“With this mortality rate, this is really nothing to play around with,” Barron said. “What are we going to do if a voter is in line that’s exhibiting symptoms? Are we allowed to use non-contact thermometers to take people’s temperature? Are we allowed to send someone home if they’re in line with a fever?”
Barron said further guidance is needed to ensure the safety of voters and poll workers.
Secretary of State Brad Raffensperger is encouraging voters to cast ballots remotely and avoid human contact at precincts. His office mailed absentee ballot request forms to the state's 6.9 million active voters, and more than 701,000 of them have already been returned and processed through Wednesday, according to state data.

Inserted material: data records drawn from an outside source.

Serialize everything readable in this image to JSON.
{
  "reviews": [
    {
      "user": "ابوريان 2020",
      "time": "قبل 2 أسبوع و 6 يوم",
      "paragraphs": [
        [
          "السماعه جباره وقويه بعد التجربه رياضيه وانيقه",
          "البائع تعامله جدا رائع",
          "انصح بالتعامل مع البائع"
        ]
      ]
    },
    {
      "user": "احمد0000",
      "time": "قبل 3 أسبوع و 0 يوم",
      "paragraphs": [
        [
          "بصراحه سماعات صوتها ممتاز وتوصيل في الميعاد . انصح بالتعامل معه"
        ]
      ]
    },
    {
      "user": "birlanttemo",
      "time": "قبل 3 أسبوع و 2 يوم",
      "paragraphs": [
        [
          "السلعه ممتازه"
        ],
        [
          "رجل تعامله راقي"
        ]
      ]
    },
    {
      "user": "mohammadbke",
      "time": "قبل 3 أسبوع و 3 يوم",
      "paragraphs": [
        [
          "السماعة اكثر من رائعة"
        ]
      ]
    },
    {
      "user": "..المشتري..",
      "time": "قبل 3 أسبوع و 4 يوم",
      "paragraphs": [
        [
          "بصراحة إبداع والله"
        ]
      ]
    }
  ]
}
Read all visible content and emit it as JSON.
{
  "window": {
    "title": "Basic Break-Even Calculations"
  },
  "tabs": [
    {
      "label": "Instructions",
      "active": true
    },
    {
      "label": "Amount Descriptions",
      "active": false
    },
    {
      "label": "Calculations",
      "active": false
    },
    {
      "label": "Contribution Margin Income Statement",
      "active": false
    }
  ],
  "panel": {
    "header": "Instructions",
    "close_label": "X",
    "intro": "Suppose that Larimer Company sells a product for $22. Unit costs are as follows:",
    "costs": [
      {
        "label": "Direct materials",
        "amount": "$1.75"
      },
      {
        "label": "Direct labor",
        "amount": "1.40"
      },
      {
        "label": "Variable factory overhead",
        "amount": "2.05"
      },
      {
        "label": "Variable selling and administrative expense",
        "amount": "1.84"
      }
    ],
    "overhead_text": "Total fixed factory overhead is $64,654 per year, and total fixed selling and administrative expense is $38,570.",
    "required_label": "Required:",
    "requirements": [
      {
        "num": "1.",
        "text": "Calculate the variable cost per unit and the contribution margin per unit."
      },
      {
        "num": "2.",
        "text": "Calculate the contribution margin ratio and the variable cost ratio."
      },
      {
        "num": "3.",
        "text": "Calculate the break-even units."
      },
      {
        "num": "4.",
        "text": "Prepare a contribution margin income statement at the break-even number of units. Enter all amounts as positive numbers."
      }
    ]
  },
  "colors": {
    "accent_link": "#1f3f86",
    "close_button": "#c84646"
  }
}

But in-person voting locations must remain open on election day and during three weeks of early voting beginning May 18, according to state law. Polling places will be equipped with cleaning supplies and protective gear for poll workers.
Barron wants to avoid the kind of situation seen in Wisconsin’s April 7 primary, when crowds of voters waited in long lines and many precincts were closed.
As of Tuesday, 19 people in Wisconsin who tested positive for COVID-19 reported they had voted in person or worked at the polls, but it's unclear whether they contracted the illness at precincts or somewhere else.
To catch up on the backlog of absentee ballot requests, 30 employees are on loan to the elections office from county’s tax commissioner and tax assessor. They’ve spread out across the atrium of the Fulton government center in downtown Atlanta.
Walker and Jones last worked in the office March 23. Jones wasn't tested for the coronavirus early this month when tests were in short supply, but his doctors told him it was likely he contracted the illness. Jones is now working from home.
Walker worked in the elections office since 1997 and was a registration supervisor when she retired in 2012. She continued to work part-time since then.
Beverly A. Walker, a Fulton County elections employee, died from illness related to COVID19 on April 15, 2020.
Walker knew everything about running elections, including registration, absentee voting and petitions, Jones said. She was a mild-mannered and giving person who liked to cook for the elections staff.
It’s unknown whether Walker and Jones caught the coronavirus from each other or separately.
“We’re trying to adhere to the policies of making sure that everybody is six feet away, and we’re trying not to overtax the workers,” Jones said. “We are actually functioning. The numbers should be really coming on board soon.”
The county expects to catch up on processing absentee ballot requests by Wednesday, Barron said. Ballots will be mailed to voters a day or two after they're processed.